**WHAT IS BEING ASKED**
Read the data below line by line and copy each one with "Their" in it.

Dataset excerpts:
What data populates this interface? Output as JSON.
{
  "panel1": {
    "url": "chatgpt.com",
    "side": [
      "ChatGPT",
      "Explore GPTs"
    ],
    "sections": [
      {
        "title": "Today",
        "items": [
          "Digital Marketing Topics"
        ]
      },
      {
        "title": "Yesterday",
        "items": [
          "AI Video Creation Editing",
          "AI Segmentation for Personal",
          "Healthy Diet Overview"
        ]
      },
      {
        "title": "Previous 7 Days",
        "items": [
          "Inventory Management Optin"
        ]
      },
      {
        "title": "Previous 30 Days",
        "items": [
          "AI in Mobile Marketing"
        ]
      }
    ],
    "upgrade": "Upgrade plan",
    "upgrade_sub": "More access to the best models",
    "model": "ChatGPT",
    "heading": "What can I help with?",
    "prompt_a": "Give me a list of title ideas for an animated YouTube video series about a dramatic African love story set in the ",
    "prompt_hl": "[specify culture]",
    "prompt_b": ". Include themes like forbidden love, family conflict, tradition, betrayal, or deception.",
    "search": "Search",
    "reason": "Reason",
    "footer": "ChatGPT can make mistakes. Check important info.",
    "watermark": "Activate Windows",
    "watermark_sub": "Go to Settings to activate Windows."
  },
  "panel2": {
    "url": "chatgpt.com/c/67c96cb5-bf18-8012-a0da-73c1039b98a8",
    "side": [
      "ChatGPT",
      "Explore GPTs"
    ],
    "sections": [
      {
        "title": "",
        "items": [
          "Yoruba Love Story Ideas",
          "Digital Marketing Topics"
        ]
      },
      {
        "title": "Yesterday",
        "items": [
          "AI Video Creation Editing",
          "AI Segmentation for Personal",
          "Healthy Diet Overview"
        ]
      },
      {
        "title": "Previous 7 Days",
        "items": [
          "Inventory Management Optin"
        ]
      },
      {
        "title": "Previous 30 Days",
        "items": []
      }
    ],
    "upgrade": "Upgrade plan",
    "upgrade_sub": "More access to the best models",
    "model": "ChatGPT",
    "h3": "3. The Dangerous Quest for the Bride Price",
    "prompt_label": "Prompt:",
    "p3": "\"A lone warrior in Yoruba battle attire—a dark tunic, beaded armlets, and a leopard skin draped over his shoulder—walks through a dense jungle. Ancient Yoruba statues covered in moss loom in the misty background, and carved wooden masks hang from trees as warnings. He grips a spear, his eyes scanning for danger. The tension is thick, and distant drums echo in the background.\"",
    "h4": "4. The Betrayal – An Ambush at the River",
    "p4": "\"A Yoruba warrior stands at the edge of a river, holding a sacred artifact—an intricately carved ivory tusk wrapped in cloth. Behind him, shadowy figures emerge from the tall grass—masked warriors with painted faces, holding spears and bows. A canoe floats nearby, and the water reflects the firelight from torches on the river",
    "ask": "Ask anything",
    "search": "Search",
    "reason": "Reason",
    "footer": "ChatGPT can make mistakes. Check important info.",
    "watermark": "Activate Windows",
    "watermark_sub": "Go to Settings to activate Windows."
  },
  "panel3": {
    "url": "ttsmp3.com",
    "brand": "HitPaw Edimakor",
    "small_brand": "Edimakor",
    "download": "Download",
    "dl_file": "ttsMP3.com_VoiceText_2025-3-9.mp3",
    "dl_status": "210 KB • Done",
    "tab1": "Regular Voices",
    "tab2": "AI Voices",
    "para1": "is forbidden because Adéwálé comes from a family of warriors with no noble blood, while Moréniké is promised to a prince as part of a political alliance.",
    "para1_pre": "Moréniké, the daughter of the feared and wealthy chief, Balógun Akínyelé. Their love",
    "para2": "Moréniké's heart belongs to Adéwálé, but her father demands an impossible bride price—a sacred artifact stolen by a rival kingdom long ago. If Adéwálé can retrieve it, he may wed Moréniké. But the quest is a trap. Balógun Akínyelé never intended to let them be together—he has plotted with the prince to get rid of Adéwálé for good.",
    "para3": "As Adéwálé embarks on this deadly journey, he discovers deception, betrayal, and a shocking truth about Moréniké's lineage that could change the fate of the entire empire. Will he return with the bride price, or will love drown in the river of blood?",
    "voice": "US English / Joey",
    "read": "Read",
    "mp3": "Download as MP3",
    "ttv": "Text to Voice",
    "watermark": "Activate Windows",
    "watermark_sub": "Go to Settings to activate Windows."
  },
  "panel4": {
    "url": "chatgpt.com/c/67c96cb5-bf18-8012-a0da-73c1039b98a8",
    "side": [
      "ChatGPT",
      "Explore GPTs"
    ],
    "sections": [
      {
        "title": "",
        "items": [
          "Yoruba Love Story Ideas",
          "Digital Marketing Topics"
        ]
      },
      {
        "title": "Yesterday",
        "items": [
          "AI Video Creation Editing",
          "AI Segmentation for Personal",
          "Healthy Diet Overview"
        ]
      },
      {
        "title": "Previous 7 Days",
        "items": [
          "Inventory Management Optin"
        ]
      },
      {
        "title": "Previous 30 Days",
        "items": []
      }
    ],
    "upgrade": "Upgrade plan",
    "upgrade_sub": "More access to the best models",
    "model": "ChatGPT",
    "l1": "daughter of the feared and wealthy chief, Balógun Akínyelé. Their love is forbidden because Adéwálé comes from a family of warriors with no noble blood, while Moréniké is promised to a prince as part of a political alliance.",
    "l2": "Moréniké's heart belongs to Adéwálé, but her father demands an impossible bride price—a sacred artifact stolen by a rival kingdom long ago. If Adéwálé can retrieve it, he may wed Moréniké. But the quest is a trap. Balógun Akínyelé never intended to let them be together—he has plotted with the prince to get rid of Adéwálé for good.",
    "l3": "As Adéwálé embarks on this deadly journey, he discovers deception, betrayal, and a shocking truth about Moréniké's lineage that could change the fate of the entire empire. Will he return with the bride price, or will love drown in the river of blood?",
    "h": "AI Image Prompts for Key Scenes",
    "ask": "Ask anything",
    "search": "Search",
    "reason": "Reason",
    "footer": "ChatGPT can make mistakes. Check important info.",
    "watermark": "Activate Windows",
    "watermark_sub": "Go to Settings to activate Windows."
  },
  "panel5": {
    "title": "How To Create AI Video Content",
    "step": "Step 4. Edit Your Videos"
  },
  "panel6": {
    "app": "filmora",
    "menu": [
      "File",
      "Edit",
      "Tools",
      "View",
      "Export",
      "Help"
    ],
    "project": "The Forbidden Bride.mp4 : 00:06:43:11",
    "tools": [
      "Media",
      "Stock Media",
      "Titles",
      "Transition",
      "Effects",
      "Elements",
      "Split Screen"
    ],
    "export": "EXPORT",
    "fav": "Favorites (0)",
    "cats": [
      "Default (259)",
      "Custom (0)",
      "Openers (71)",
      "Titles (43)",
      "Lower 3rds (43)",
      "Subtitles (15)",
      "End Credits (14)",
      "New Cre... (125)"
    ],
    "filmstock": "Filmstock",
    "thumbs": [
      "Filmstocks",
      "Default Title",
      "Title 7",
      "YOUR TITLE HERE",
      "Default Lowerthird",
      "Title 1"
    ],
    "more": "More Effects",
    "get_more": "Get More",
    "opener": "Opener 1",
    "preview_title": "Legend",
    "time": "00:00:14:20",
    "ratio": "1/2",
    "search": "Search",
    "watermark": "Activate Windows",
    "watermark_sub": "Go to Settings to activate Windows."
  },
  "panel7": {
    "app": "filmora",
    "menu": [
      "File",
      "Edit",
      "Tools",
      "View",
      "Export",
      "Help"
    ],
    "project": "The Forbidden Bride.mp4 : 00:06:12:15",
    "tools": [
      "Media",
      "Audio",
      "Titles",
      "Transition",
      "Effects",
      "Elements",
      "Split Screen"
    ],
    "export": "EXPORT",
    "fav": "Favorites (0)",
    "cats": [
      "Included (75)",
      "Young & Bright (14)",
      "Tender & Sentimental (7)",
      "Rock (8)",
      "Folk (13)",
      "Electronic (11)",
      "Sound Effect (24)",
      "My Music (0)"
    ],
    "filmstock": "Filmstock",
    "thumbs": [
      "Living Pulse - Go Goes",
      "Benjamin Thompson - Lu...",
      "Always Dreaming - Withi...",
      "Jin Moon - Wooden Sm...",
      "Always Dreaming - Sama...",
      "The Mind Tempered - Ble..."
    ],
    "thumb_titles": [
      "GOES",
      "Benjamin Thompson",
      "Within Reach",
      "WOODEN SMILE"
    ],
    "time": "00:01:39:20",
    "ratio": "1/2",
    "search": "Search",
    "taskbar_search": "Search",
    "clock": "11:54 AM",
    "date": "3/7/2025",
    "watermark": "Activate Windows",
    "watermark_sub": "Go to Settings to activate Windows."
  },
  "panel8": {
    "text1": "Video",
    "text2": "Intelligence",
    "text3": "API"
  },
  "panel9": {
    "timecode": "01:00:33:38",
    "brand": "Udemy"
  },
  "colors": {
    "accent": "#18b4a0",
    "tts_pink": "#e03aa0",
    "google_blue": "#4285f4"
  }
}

**RESPONSE**
    "para1_pre": "Moréniké, the daughter of the feared and wealthy chief, Balógun Akínyelé. Their love",
    "l1": "daughter of the feared and wealthy chief, Balógun Akínyelé. Their love is forbidden because Adéwálé comes from a family of warriors with no noble blood, while Moréniké is promised to a prince as part of a political alliance.",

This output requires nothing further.